Over the past two months, Red Wing police have responded to more than two-dozen calls concerning the wayward animals. Police Chief Tim Sletten said residents commonly report seeing the animals - primarily raccoons - coming unusually close to humans and wandering around during daylight hours.

Those are trademark signs that the animals have contracted canine distemper, Cook said. The animals may walk in circles, appearing to be drunk.

"They appear to be not afraid of anybody," Cook said, noting that the unusual behavior is a result of the disease attacking an animal's nervous system.

She said the disease spreads by direct animal contact through secretions including saliva and blood, but can be transferred to canines through the air. Once it enters a host community, the disease "spreads like wildfire," Cook said.

And while the disease cannot spread to humans, she said dogs may be at high risk for contracting the disease. Cook urged pet owners to keep a close eye on their dogs and to be sure their distemper vaccines are up to date.

Humans also should not approach the animals, she said. Distemper-stricken animals can be unpredictable.

"They could become aggressive," Cook said.

If a dead raccoon or fox is discovered, Cook recommended burying them or transporting the remains to the city's incinerator on Bench Street.

"Don't just leave them laying around," she said.

Jeff Schneider, the city's deputy public works director of solid waste, said incinerator staff will accept the remains free of charge. He and others stressed using caution in handling the carcasses, though.

Sletten said gloves should be used, while Schneider recommended wrapping the remains in more than one plastic bag.

If the remains are buried, Cook recommended digging at least two feet deep so other animals don't attempt to unearth the disease-carrying carcasses.

She said that once contracted, distemper usually progresses over two weeks before stricken animals die.

Cook did not know how long the outbreak might last.
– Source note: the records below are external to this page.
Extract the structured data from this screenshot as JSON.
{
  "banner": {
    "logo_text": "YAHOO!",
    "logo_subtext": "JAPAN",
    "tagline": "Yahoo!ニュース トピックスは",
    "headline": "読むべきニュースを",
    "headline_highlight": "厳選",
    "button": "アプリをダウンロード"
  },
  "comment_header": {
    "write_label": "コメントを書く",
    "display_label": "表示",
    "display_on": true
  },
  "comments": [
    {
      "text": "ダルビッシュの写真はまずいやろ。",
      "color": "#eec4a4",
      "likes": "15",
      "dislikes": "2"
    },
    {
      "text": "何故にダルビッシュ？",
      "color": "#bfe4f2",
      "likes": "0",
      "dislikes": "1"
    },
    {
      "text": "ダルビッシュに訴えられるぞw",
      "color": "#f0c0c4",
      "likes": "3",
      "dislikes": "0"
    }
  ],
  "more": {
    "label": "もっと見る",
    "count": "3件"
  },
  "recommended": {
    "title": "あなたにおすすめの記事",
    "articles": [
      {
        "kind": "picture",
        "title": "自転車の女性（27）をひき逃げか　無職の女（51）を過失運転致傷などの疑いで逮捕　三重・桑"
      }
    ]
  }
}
She said it could continue to spread until at least the next freeze.